Rank and organization:   Captain, U.S. Army, 168th Infantry, 34th Infantry
Place and date:   At Villa Crocetta, Italy, 29 May 1944. Entered
service at: Stanford, Mont.
Birth:   Geyser, Mont.
G.O. No.: 1, 1 February
Citation:   For conspicuous gallantry and intrepidity above and beyond
the call of duty. Capt. Galt, Battalion S3, at a particularly critical
period following 2 unsuccessful attacks by his battalion, of his own volition
went forward and ascertained just how critical the situation was. He volunteered,
at the risk of his life, personally to lead the battalion against the objective.
When the lone remaining tank destroyer refused to go forward, Capt. Galt
jumped on the tank destroyer and ordered it to precede the attack. As the
tank destroyer moved forward, followed by a company of riflemen, Capt.
Galt manned the .30-caliber machinegun in the turret of the tank destroyer,
located and directed fire on an enemy 77mm. anti-tank gun, and destroyed
it. Nearing the enemy positions, Capt. Galt stood fully exposed in the

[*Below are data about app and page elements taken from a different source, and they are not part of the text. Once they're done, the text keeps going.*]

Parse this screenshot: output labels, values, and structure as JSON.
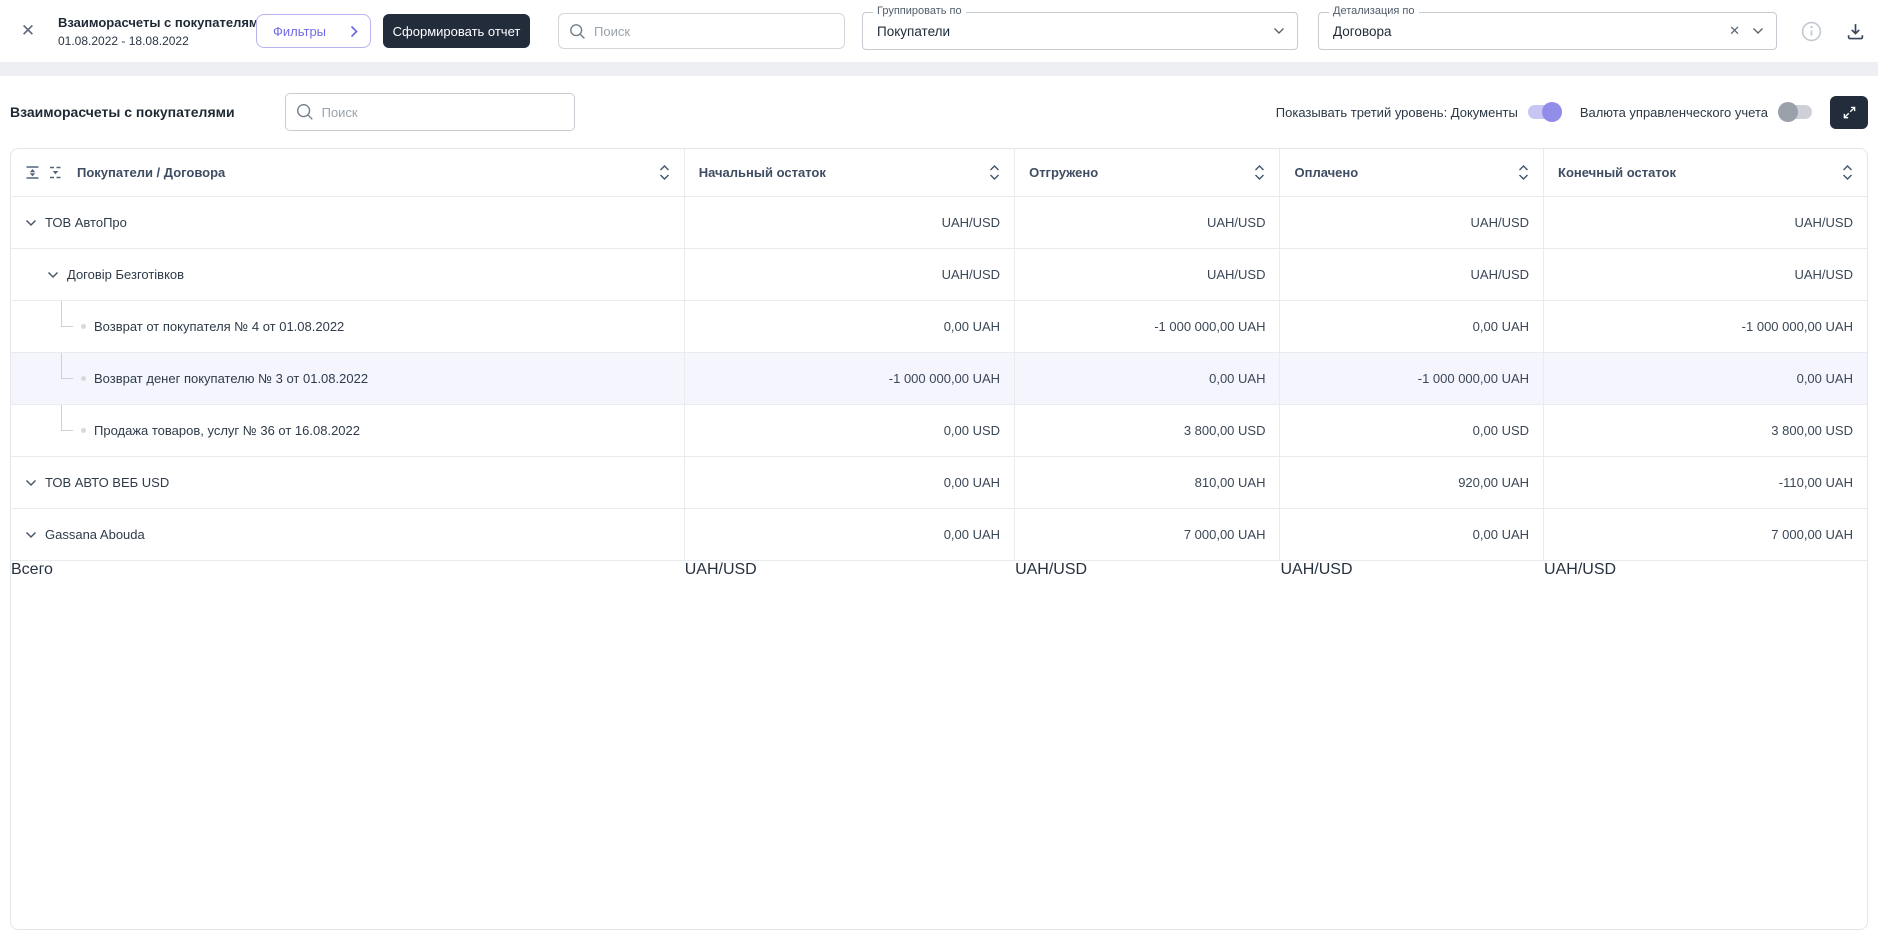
{
  "topbar": {
    "title": "Взаиморасчеты с покупателями",
    "date_range": "01.08.2022 - 18.08.2022",
    "filters_label": "Фильтры",
    "generate_report_label": "Сформировать отчет",
    "search_placeholder": "Поиск",
    "group_by": {
      "label": "Группировать по",
      "value": "Покупатели"
    },
    "detail_by": {
      "label": "Детализация по",
      "value": "Договора"
    }
  },
  "report": {
    "title": "Взаиморасчеты с покупателями",
    "search_placeholder": "Поиск",
    "toggles": {
      "third_level": {
        "label": "Показывать третий уровень: Документы",
        "state": "on"
      },
      "management_currency": {
        "label": "Валюта управленческого учета",
        "state": "off"
      }
    }
  },
  "table": {
    "columns": [
      "Покупатели / Договора",
      "Начальный остаток",
      "Отгружено",
      "Оплачено",
      "Конечный остаток"
    ],
    "rows": [
      {
        "level": 1,
        "expanded": true,
        "label": "ТОВ АвтоПро",
        "values": [
          "UAH/USD",
          "UAH/USD",
          "UAH/USD",
          "UAH/USD"
        ]
      },
      {
        "level": 2,
        "expanded": true,
        "label": "Договір Безготівков",
        "values": [
          "UAH/USD",
          "UAH/USD",
          "UAH/USD",
          "UAH/USD"
        ]
      },
      {
        "level": 3,
        "label": "Возврат от покупателя № 4 от 01.08.2022",
        "values": [
          "0,00 UAH",
          "-1 000 000,00 UAH",
          "0,00 UAH",
          "-1 000 000,00 UAH"
        ]
      },
      {
        "level": 3,
        "highlighted": true,
        "label": "Возврат денег покупателю № 3 от 01.08.2022",
        "values": [
          "-1 000 000,00 UAH",
          "0,00 UAH",
          "-1 000 000,00 UAH",
          "0,00 UAH"
        ]
      },
      {
        "level": 3,
        "label": "Продажа товаров, услуг № 36 от 16.08.2022",
        "values": [
          "0,00 USD",
          "3 800,00 USD",
          "0,00 USD",
          "3 800,00 USD"
        ]
      },
      {
        "level": 1,
        "expanded": true,
        "label": "ТОВ АВТО ВЕБ USD",
        "values": [
          "0,00 UAH",
          "810,00 UAH",
          "920,00 UAH",
          "-110,00 UAH"
        ]
      },
      {
        "level": 1,
        "expanded": true,
        "label": "Gassana Abouda",
        "values": [
          "0,00 UAH",
          "7 000,00 UAH",
          "0,00 UAH",
          "7 000,00 UAH"
        ]
      }
    ],
    "total": {
      "label": "Всего",
      "values": [
        "UAH/USD",
        "UAH/USD",
        "UAH/USD",
        "UAH/USD"
      ]
    }
  },
  "colors": {
    "accent_purple": "#6f69e6",
    "toggle_purple_knob": "#918de9",
    "toggle_purple_track": "#c8c4f4",
    "dark_navy": "#222c3b",
    "row_highlight": "#f4f5fd",
    "tree_connector_blue": "#9cc0e8",
    "bottom_bar_dark": "#232e3d",
    "bottom_bar_orange": "#eda73f",
    "border_light": "#e9ebef"
  }
}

turret, ceaselessly firing his machinegun and tossing hand grenades into
the enemy zigzag series of trenches despite the hail of sniper and machinegun
bullets ricocheting off the tank destroyer. As the tank destroyer moved,
Capt. Galt so maneuvered it that 40 of the enemy were trapped in one trench.
When they refused to surrender, Capt. Galt pressed the trigger of the machinegun
and dispatched every one of them. A few minutes later an 88mm shell struck
the tank destroyer and Capt. Galt fell mortally wounded across his machinegun.
He had personally killed 40 Germans and wounded many more. Capt. Galt pitted
his judgment and superb courage against overwhelming odds, exemplifying
the highest measure of devotion to his country and the finest traditions
of the U.S. Army.
This data was extracted from the Committee on Veterans' Affairs, U.S. Senate, Medal of Honor Recipients: 1863-1973 (Washington, D.C.: Government Printing Office, 1973)